However, she has faith in the resiliency of the ‘āina and the keiki whose laughter and singing fills the forest as the students help make trails, and get down in the dirt to help with planting and weeding. They say things like, “My parents would never believe I’m doing this. I can’t stand working in the yard,” Carter described. “It’s joyful. And it’s collective, and it’s amplified through time. It’s so important to have faith and imagination stretched to believe in all the possibilities.”
Lehua Alapai works with many of the students who visit Ka‘ūpūlehu, and also does outreach by going into classrooms and reporting data. “It’s to facilitate connection for people who can’t be here physically or the people who are here in the forest,” she explained. “It’s connection to this place that I love, and hopefully they love, too, by time they leave.”
When school groups visit Ka‘ūpūlehu, Alapai likes to take the keiki into the forest to sit in silence and connect to the ‘āina. “The world can go at a lightning fast pace, but you can come in here and slow down and be with your kūpuna and sit in tree time for a little bit and rejuvenate,” she said. In that calm, peaceful environment, she senses the resilience of the trees around her. “They’re surviving and that reminds me to never give up. That’s all I want for the people who come here, too,” said Alapai.
Alapai grew up in North and South Kona, and considers Ka‘ūpūlehu part of her homeland. But when she was growing up, young people were encouraged to leave. As a result, working in Ka‘ūpūlehu goes somewhat against her intuition, but there’s also a sense that it’s what she’s meant to do. “When I came through here, it felt like the lama trees and the lama forest and my kūpuna were calling me home. I can’t believe I get to live and work here and share that with people and reconnect to my ‘ohana, who of course have been here.”
Restoration technician Kekaulike Tomich’s parents helped establish a one-acre preserve that evolved into the Ka‘ūpūlehu restoration project. About 90 percent of Tomich’s job is weed management. “The said truth is that the new invasive species are better at propagation,” he said. “The area we’re working on right now was cleared probably about 20 years ago as a science project – there are still some of the plants they put in there, but most of it has been taken back by fountain grass.”
Keoki Apokolani Carter started out doing physical work when he and Aunty Yvonne first came to Ka‘ūpūlehu as volunteers, but now he focuses more on the spiritual part of the place.

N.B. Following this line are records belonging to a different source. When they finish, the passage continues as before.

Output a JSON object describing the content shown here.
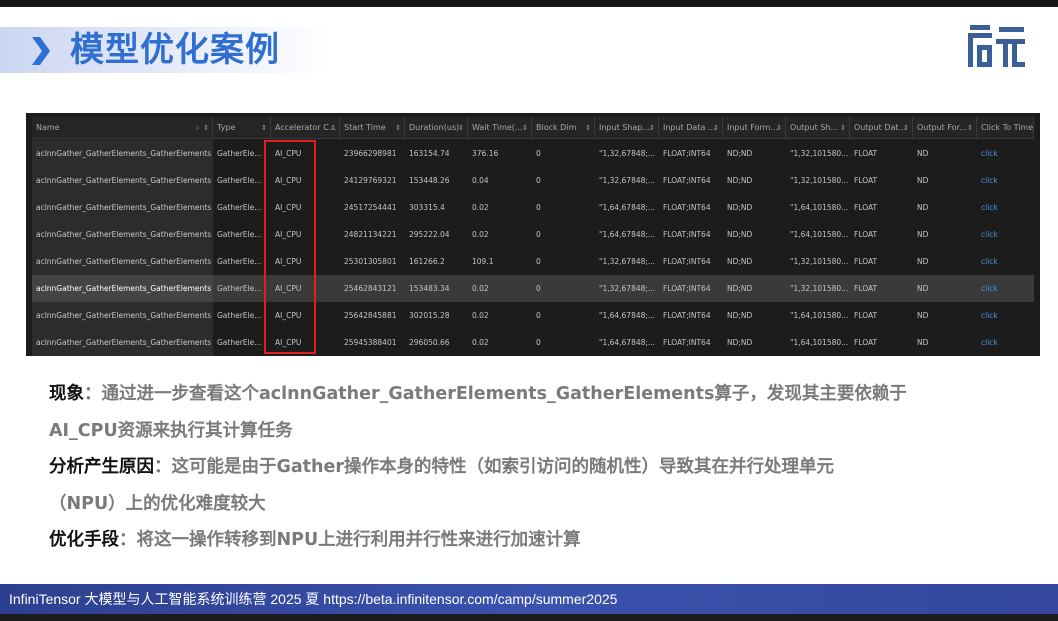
{
  "slide": {
    "title": "模型优化案例",
    "logo": "启元"
  },
  "table": {
    "columns": [
      "Name",
      "Type",
      "Accelerator C...",
      "Start Time",
      "Duration(us)",
      "Wait Time(...",
      "Block Dim",
      "Input Shap...",
      "Input Data ...",
      "Input Form...",
      "Output Sh...",
      "Output Dat...",
      "Output For...",
      "Click To Time..."
    ],
    "rows": [
      [
        "aclnnGather_GatherElements_GatherElements",
        "GatherEle...",
        "AI_CPU",
        "23966298981",
        "163154.74",
        "376.16",
        "0",
        "\"1,32,67848;...",
        "FLOAT;INT64",
        "ND;ND",
        "\"1,32,101580...",
        "FLOAT",
        "ND",
        "click"
      ],
      [
        "aclnnGather_GatherElements_GatherElements",
        "GatherEle...",
        "AI_CPU",
        "24129769321",
        "153448.26",
        "0.04",
        "0",
        "\"1,32,67848;...",
        "FLOAT;INT64",
        "ND;ND",
        "\"1,32,101580...",
        "FLOAT",
        "ND",
        "click"
      ],
      [
        "aclnnGather_GatherElements_GatherElements",
        "GatherEle...",
        "AI_CPU",
        "24517254441",
        "303315.4",
        "0.02",
        "0",
        "\"1,64,67848;...",
        "FLOAT;INT64",
        "ND;ND",
        "\"1,64,101580...",
        "FLOAT",
        "ND",
        "click"
      ],
      [
        "aclnnGather_GatherElements_GatherElements",
        "GatherEle...",
        "AI_CPU",
        "24821134221",
        "295222.04",
        "0.02",
        "0",
        "\"1,64,67848;...",
        "FLOAT;INT64",
        "ND;ND",
        "\"1,64,101580...",
        "FLOAT",
        "ND",
        "click"
      ],
      [
        "aclnnGather_GatherElements_GatherElements",
        "GatherEle...",
        "AI_CPU",
        "25301305801",
        "161266.2",
        "109.1",
        "0",
        "\"1,32,67848;...",
        "FLOAT;INT64",
        "ND;ND",
        "\"1,32,101580...",
        "FLOAT",
        "ND",
        "click"
      ],
      [
        "aclnnGather_GatherElements_GatherElements",
        "GatherEle...",
        "AI_CPU",
        "25462843121",
        "153483.34",
        "0.02",
        "0",
        "\"1,32,67848;...",
        "FLOAT;INT64",
        "ND;ND",
        "\"1,32,101580...",
        "FLOAT",
        "ND",
        "click"
      ],
      [
        "aclnnGather_GatherElements_GatherElements",
        "GatherEle...",
        "AI_CPU",
        "25642845881",
        "302015.28",
        "0.02",
        "0",
        "\"1,64,67848;...",
        "FLOAT;INT64",
        "ND;ND",
        "\"1,64,101580...",
        "FLOAT",
        "ND",
        "click"
      ],
      [
        "aclnnGather_GatherElements_GatherElements",
        "GatherEle...",
        "AI_CPU",
        "25945388401",
        "296050.66",
        "0.02",
        "0",
        "\"1,64,67848;...",
        "FLOAT;INT64",
        "ND;ND",
        "\"1,64,101580...",
        "FLOAT",
        "ND",
        "click"
      ]
    ],
    "selected_row": 5,
    "highlight_color": "#e02020",
    "link_color": "#4d8fe6"
  },
  "text": {
    "p1_key": "现象",
    "p1_body": "：通过进一步查看这个aclnnGather_GatherElements_GatherElements算子，发现其主要依赖于",
    "p1_cont": "AI_CPU资源来执行其计算任务",
    "p2_key": "分析产生原因",
    "p2_body": "：这可能是由于Gather操作本身的特性（如索引访问的随机性）导致其在并行处理单元",
    "p2_cont": "（NPU）上的优化难度较大",
    "p3_key": "优化手段",
    "p3_body": "：将这一操作转移到NPU上进行利用并行性来进行加速计算"
  },
  "footer": {
    "text": "InfiniTensor 大模型与人工智能系统训练营 2025 夏    https://beta.infinitensor.com/camp/summer2025"
  },
  "colors": {
    "title_blue": "#2f6fd1",
    "footer_blue": "#3a52ad"
  }
}
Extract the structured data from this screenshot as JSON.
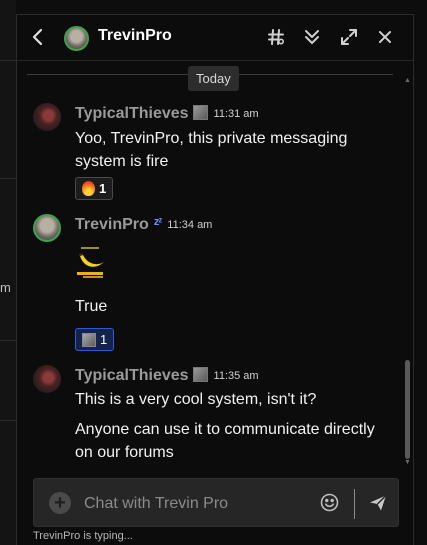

He resists calling himself a cultural practitioner and, in fact, would like some cultural practitioners to find substitutes for the endangered lā‘au they harvest for traditional uses
“Some people that come here and take and use these endangered plants act like they have the right because they have koko. I’m not for that because these lā‘au here are hundreds and maybe thousands of years old,” he said. “I would like people to find substitutes for what they need this particular lā‘au for and give the native, endangered and sometimes extinct lā‘au a chance to come back.”
The Hawai‘i Forest Institute received a $172,262 community grant from the Office of Hawaiian Affairs for the “Aloha ‘āina, Aloha Ka‘ūpūlehu, Aloha Wao Lama project, which allows Ho‘ola Ka Makana‘ā o Ka‘ūpūlehu to continue sustainable management practices at Ka‘ūpūlehu dryland forest.
Prior to the grant, some of the Ka‘ūpūlehu team were using cobbled together computers, a dozen years out of date and unable to handle software upgrades. The grant allowed the hui to purchase new equipment and bring on an additional intern to ensure continuity of the restoration project.